House Republicans -- both giddy and emboldened after their impromptu speechifying on the House floor last Friday to a dark House of Representatives gained attention and provided a much needed morale boost -- are going to do it all over again today.
At around 10:00 am ET, 12 to 15 of their number will muster in historic Statuary Hall, then march past cameras as they advance on the House chamber, where inside the lights and microphones are still cold. No matter, for once inside the gates they will turn and deliver a series of addresses urging Speaker Nancy Pelosi to bring the body back into session in order to vote on offshore drilling.

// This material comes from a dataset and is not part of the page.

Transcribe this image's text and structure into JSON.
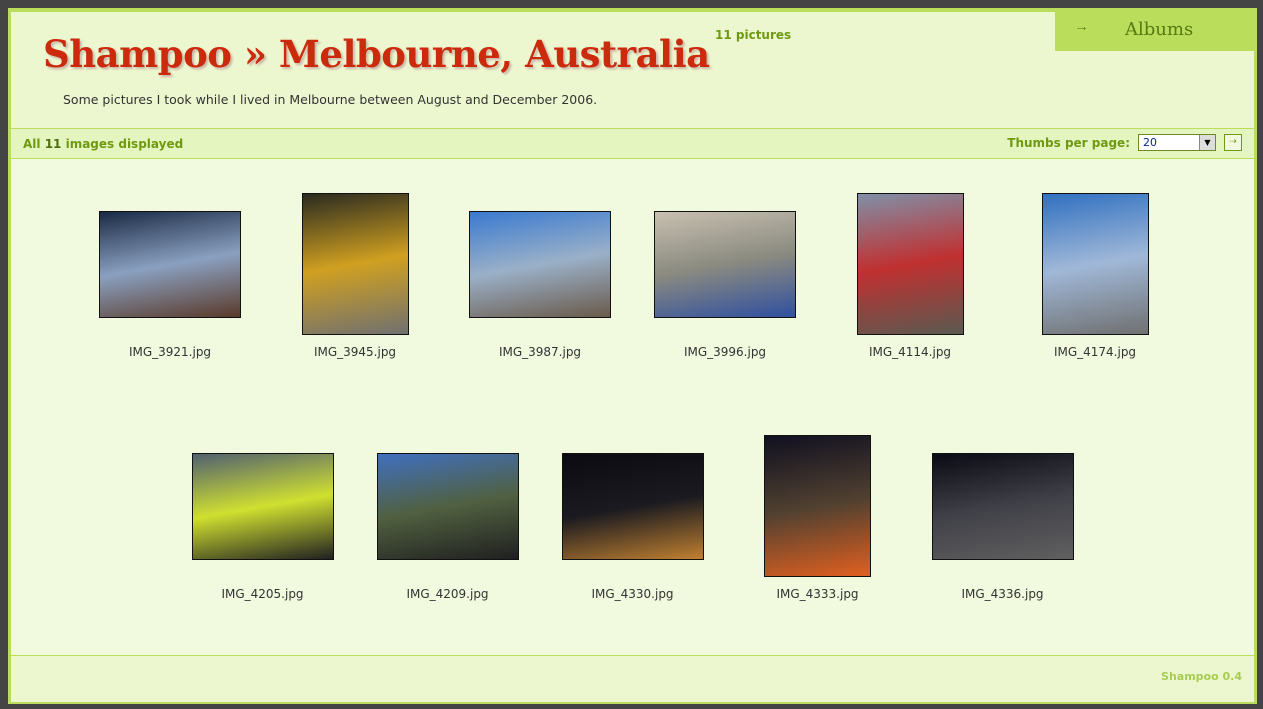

One thing that this isn't -- it's not a session of Congress. The House has adjourned until after Labor Day. What we have here is a group of Republicans who have delayed or busted their vacations in order to invite staffers and bewildered -- yet delighted -- tourists onto the floor to listen to them rail against Democrats and for more drilling.
And yet who knows? Maybe the guerilla tactics will really catch fire and the speaker's hand will be forced. It's worth noting that they are specifically not going to be calling on the president to call Congress back, as he has the power to do. They are focusing their attentions on Pelosi, who at this point is not likely to cave in. That might have something to do with it, since it is an open question whether or not members -- both Rs and Ds -- really want to come back here from hither and yon in the middle of the sacrosanct August recess to deal with this. Would the president bust his vacation, too? Best to keep the focus on Pelosi.
In any event, it's been obvious for weeks that Republicans think they have a winner with the issue of expanded offshore drilling. They have seized upon it like a lifeline in a year when most expect them to lose yet more seats in both the House and the Senate come November. Now, from the depths of their electoral despair, they are discovering that they still have some fight left in them.
So the House remains dark, the mics are off. The robo cameras in the chamber -- the ones whose output we see on C-Span -- are controlled by the House itself (read: Nancy Pelosi) and are also off and turned to face the wall.
Again, the revolution will not be televised. (But there was a video shot by a staffer from the last one that's on YouTube.)